Ramallah: The re-election of right-wing Israeli Prime Minister Benjamin Netanyahu and a potentially imminent US peace plan don’t auger well for Palestinians hoping for an independent state.
Netanyahu beat off a centrist challenger to win a record fifth term Tuesday, and will now begin negotiations with religious and rightist parties to form a coalition.
What will that government mean for the prospects of a peace agreement along the two-state solution lines?
What will the government look like?
The new government is likely to be broadly similar to its predecessor, considered the most right-wing in Israel’s history.
It is expected to include parties, including Netanyahu’s Likud, that favour annexation of at least some of the occupied West Bank, where some 400,000 Israelis live in settlements considered illegal alongside some 2.7 million Palestinians.
Before the election, Netanyahu pledged to annex West Bank settlements into Israel in a move that would make a Palestinian state all but impossible if done on a large-scale.
He will now face pressure to follow through.
In blockaded Gaza, where Israel and the strip’s rulers Hamas have fought three bloody wars since 2008, there may be more pressure for Netanyahu to act.
That could be compounded by the possible return of Avigdor Lieberman, a right-wing hawk who resigned as defence minister late last year accusing Netanyahu of being soft on Hamas.
What will it mean for peace negotiations?
Hugh Lovatt, an Israeli-Palestinian affairs fellow at the European Council on Foreign Relations, said all signs were Netanyahu’s re-election would damage any remaining hopes for a two-state solution.
“Netanyahu has worked assiduously to bury the prospects of any meaningful Palestinian statehood,” he told AFP.
“A decision by Israel to formally annex its settlement blocs in the West Bank will cause a severe diplomatic crisis with Europe — even if it is not clear what costs will come with this,” Lovatt said.
“But even if Israel does not go down this path, the process of creeping annexation is already well under way.”
Ahmed Majdalani, a senior Palestinian official, said the “racist” new government expected would make peace nearly impossible.
“This government will bury the peace process and the two-state solution. We can no longer talk about a peace process.”
At the same time, critics would argue the two-state solution has been declining in support among both Israelis and Palestinians for years and there were no peace negotiations throughout the entire four years of the previous government.
Israel has continued to expand settlements and Hamas militants have fired rockets from Gaza, further damaging peace hopes.
But there is a potential wildcard that could force the issue of peace talks onto the agenda again — US President Donald Trump.
Will Trump’s peace plan finally happen?
Since coming to power Trump has proven to be perhaps the most pro-Israel president in history, breaking with decades of international consensus to recognise Jerusalem as the country’s capital and Israel’s control over the Golan Heights.
His administration is now expected to finally publish a long-delayed peace plan.
The contents remain closely guarded, but Palestinians have reason to fear it will be skewed towards Israel.

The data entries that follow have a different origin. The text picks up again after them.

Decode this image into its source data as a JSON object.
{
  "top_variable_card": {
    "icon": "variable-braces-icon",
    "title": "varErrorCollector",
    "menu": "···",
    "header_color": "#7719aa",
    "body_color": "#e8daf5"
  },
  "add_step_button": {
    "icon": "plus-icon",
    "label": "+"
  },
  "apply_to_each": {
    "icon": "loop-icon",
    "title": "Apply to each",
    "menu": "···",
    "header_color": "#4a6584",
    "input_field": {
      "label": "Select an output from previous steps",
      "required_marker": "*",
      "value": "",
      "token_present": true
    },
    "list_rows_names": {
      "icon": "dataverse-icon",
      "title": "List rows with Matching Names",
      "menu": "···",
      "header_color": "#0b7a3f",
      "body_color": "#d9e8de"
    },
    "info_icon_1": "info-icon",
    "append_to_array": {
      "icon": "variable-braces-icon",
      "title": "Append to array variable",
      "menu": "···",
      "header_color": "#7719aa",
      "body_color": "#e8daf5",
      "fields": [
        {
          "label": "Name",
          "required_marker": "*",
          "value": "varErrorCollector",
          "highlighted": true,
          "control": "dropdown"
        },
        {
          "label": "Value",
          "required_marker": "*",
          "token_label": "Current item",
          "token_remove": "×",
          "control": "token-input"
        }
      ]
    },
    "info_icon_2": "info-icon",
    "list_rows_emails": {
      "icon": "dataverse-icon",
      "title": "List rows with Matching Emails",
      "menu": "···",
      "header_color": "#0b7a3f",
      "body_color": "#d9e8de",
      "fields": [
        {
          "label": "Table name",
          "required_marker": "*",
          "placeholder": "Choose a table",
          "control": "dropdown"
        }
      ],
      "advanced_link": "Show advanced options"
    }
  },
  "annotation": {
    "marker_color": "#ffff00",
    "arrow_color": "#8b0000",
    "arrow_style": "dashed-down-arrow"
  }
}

On Wednesday Trump’s Secretary of State Mike Pompeo refused to reaffirm US support for a two-state solution, and he has also refrained from condemning Netanyahu’s proposed settlement annexation.
Trump hailed Netanyahu’s re-election, saying it would give peace a “better chance.”
How will Israelis and Palestinians react?
Palestinian president Mahmud Abbas has been boycotting the Trump administration since December 2017, when the US leader recognised the disputed city of Jerusalem as Israel’s capital.
Tareq Baconi from the International Crisis Group think tank said that would likely continue unless Trump radically changed course.
US ambassador to Israel David Friedman and Trump’s son-in-law and adviser Jared Kushner have both previously financially supported Israeli settlements.
“There is a clear ideology which is embodied by Friedman — it legitimises settlements, retains Israel’s hegemony over the West Bank and keeps Gaza economically isolated.”
“I don’t see what incentive Palestinians have to engage with the plan. It will be dead on arrival.”
Majdalani said they expected a radically biased proposal.
“We expect annexations of parts of the West Bank, especially the settlements, parts of Area C and to leave the Palestinian communities un-annexed, in an attempt by the US and Israel to force a unilateral solution.”
American officials stress that the plan will be fair and say both sides will have to make compromises.
Netanyahu, too, will face criticism if the plan is seen to give up Israeli claims to any of the West Bank, with some members of his coalition pointing to Jews’ connection to the land from the biblical era.
Bezalel Smotrich, a member of the far-right Union of Right Wing Parties alliance expected to join the Netanyahu government, said Wednesday that Netanyahu “can think about Trump’s plan but if he promotes it he won’t have a right-wing government.”